Distinctly different were the fruity and floral compact furniture designs of Brazil's Phorman. Citing the spur to its creativity, Tarciano Olian, the company's Co-founder, said: "We were inspired by the 1950s and 1970s. The Bilros (Bobbin) line of tables, bookcases and wardrobes is actually based on the designs of the church lace-makers who came to Brazil from the Azores."
At the far end of the main exhibition space, in Avenues 10 and 11, by the closed Northern entrance, was where more than 100 Chinese exhibitors were grouped together. They offered a vast array of products, ranging from furniture, gifts and lighting to shoes, kitchenware, air fresheners, hair dryers, switchblades, batteries and umbrellas. Unlike the highly designed stands created in the main House and Gift area, these stands were more functional than decorative. Overall, CIEC has been bringing groups of mainland exhibitors to the show since 2001.
Jessie of Shantou-based Heng Long Plastic was one of the more experienced exhibitors attending this event. She said: "My company has attended several times and we have customers here in Brazil. We exhibit at the Canton Fair and the Hong Kong Fair, but not every company can come to China. We want to seize every chance."
Heng Long Plastic manufactures a wide selection of airtight food containers, cooler boxes, canisters, oil bottles and other household products. Commenting on her experience this year, Jessie said: "Our position here is not ideal. It is the first day, and the appearance of these booths is not as well-designed as those in the main part of the show. But I have taken my brochures around the kitchen goods exhibitors, and invited them to visit us here."
That was a wise move for very few of the 110,000 visitors made the journey to the far end of the pavilions where several furniture companies from China were exhibiting. Zhongshan Zhuorui Furniture (ZR) has no Brazilian customers and had not visited the event before, but remained optimistic at the event.

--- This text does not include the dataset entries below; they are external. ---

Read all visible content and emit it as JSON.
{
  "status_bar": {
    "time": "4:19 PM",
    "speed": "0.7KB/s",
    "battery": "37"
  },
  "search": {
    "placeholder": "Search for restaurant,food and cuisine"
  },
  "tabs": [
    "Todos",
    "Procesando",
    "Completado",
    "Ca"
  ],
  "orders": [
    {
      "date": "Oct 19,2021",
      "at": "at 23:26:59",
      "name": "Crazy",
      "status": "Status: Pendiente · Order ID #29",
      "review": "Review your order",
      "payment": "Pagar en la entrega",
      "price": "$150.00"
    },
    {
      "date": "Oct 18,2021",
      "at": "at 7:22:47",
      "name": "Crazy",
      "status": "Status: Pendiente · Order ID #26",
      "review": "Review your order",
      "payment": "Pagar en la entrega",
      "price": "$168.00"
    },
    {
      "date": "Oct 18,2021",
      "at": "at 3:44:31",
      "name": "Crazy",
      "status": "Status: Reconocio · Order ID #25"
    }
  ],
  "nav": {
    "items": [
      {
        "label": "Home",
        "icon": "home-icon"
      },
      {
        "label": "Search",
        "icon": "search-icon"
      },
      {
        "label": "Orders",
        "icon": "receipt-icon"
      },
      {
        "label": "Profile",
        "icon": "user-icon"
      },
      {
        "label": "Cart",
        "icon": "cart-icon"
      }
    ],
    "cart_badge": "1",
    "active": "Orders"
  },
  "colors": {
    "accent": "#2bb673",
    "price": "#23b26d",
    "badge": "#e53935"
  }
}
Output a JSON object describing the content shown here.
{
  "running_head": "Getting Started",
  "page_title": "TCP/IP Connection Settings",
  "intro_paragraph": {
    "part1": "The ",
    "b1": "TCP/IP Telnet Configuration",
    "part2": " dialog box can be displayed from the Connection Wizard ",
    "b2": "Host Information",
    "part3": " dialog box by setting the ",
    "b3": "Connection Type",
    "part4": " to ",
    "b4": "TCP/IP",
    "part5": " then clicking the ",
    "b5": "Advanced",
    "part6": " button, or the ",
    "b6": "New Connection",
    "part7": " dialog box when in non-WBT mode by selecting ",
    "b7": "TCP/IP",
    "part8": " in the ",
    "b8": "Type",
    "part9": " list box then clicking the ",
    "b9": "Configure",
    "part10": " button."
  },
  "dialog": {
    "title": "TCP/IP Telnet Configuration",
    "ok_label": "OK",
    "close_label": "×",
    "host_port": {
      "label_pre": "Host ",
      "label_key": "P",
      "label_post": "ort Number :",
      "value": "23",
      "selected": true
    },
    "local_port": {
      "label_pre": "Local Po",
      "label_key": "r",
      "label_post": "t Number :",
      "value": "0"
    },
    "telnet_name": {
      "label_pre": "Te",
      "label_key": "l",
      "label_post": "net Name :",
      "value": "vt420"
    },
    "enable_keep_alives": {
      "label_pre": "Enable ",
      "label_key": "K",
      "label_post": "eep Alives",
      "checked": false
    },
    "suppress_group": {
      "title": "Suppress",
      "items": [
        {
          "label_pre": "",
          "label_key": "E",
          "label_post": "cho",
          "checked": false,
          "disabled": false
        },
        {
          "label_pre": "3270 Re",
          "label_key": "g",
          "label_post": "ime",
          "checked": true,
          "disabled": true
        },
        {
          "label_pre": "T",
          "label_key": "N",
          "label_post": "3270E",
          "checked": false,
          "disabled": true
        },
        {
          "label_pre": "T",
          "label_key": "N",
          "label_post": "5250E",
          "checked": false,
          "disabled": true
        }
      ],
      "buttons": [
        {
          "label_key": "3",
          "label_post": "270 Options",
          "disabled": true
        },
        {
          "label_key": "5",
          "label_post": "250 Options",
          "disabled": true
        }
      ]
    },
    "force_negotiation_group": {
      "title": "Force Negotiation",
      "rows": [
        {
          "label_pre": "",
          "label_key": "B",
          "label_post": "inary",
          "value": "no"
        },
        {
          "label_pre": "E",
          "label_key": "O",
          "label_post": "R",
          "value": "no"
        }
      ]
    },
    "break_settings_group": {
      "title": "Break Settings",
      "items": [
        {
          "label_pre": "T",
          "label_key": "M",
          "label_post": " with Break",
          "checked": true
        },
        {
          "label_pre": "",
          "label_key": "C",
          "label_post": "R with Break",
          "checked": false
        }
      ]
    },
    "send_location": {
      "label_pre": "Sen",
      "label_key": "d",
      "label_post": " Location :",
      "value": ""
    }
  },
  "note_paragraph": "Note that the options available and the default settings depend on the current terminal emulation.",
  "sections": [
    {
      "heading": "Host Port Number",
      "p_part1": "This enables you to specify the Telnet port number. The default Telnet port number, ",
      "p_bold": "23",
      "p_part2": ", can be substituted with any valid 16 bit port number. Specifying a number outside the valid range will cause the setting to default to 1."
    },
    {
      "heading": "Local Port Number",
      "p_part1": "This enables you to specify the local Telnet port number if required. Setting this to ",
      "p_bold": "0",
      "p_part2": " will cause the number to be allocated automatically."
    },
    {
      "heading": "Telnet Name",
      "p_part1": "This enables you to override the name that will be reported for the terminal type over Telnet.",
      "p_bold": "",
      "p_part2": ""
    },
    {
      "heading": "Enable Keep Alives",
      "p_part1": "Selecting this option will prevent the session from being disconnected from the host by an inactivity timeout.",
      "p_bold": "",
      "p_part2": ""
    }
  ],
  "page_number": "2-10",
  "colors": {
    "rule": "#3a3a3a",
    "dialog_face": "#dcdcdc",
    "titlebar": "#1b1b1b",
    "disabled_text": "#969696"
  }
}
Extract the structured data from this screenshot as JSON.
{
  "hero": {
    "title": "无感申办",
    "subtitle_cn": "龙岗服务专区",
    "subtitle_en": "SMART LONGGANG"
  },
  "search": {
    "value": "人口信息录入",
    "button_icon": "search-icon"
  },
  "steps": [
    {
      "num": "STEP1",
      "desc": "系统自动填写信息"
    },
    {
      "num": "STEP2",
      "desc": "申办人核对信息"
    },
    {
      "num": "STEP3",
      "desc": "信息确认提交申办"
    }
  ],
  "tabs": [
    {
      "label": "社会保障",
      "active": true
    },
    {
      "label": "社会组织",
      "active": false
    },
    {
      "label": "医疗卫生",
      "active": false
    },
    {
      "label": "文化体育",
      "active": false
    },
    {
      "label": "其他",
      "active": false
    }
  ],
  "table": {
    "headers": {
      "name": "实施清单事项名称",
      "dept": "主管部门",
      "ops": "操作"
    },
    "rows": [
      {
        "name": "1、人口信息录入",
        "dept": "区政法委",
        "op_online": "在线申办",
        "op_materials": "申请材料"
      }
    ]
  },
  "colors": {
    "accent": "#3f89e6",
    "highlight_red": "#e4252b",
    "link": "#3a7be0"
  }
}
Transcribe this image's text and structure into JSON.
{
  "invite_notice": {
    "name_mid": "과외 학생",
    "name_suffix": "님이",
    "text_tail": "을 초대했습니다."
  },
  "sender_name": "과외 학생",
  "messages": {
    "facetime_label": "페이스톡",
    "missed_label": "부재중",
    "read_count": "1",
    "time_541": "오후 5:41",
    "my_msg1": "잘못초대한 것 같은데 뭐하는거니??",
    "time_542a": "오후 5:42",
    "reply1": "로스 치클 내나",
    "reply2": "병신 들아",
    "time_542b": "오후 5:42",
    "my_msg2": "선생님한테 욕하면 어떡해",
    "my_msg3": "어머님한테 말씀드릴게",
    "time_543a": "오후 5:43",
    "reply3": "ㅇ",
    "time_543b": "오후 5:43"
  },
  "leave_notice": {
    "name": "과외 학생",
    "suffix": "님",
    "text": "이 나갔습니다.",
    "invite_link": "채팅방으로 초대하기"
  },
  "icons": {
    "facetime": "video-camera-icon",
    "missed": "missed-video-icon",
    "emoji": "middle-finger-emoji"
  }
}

Mr Fung, the company's Foreign Trade Director, said: "We sell very well in China, as well as in Asia and Canada, but not yet in South America."
Assessing the overall structure of the expo, one visitor said: "The front end of the show is well designed, while at the back everything is more simple. It's a different way of doing business. On the last afternoon it will be very crowded because the exhibitors will sell off their stock very cheaply. Everybody in the show knows that will happen."
By the afternoon of the third day the area remained quiet. Heng Long's Jessie, though, was busy with a potential customer. She said: "Yes, it is better than the first day. That was a potential customer – but for now we are just talking."
Fung of ZR was less positive, saying: "At the other end of the hall it is a fair – here it is like a market. We spend four days here and four days on the plane. It is a waste of time."
Haily Chan of Coolchef (Jieyang Fengxing Stainless Steel) said: "I am disappointed in the fair. We are a manufacturer and we want to promote our goods and start some communication. I am surprised that some people are coming here to buy products from our booths. We are not selling retail and these are not our target customers."
It seems that for the Brazilian exhibitors and buyers, the show was primarily about design, style, presentation and imagination. Future Chinese exhibitors should be aware of that focus and plan their presence accordingly.
The Semana de Casa – House Week – was held at the Expo Centre Norte in Sao Paulo, Brazil, from 13-18 August. The event incorporated the House and Gift Fair, the Christmas Fair and the Textile House Fair.
John Haigh, Special Correspondent, Sao Paulo